The creation of South Sudan in 2011 did not bring an end to conflict within the new Sudan’s borders. Rebels and government forces continue to clash in Darfur and in what is known as the “Two Areas” in the south of the country. In January 2014, Sudan’s president, Omar Al-Bashir, announced the opening of a "National Dialogue" on peace and national unity, the economy, basic rights and freedoms, national identity, and constitutional review and governance. Since that time, The Carter Center has been working behind the scenes to encourage conversation and understanding, in hopes of paving the way for a permanent peace.
The Center’s Conflict Resolution Program is also working to ease the tensions that still exist between South Sudan and Sudan, which mostly revolve around the oil pipeline between the two countries, oil revenue, territorial disputes, and support to armed groups operating in the rival country.
In 2013, the Center created the Sudan-South Sudan Dialogue Group, a forum in which key individuals from both countries can generate ideas about what needs to be done in practical terms to sustain peace.

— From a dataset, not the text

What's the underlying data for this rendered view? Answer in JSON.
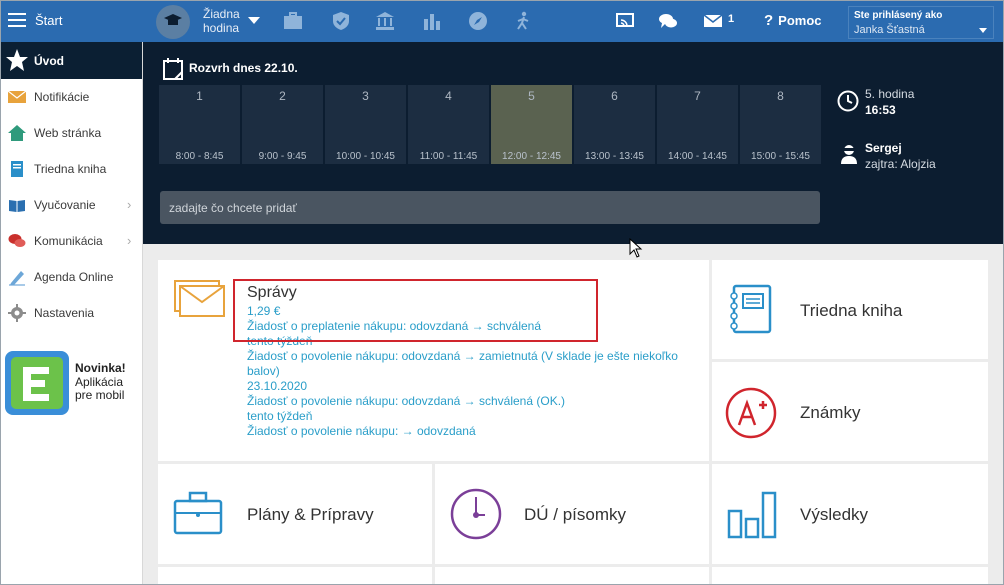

The initiative is co-chaired by Gen. Lazaro Sumbeiywo, chief mediator of the 2005 Sudan Comprehensive Peace Agreement, and Ambassador David Kapya, special adviser to the former president of Tanzania, Benjamin Mkapa. At present, the Dialogue Group primarily works to encourage the implementation of the 2012 Cooperation Agreements and other similar bilateral agreements between Sudan and South Sudan.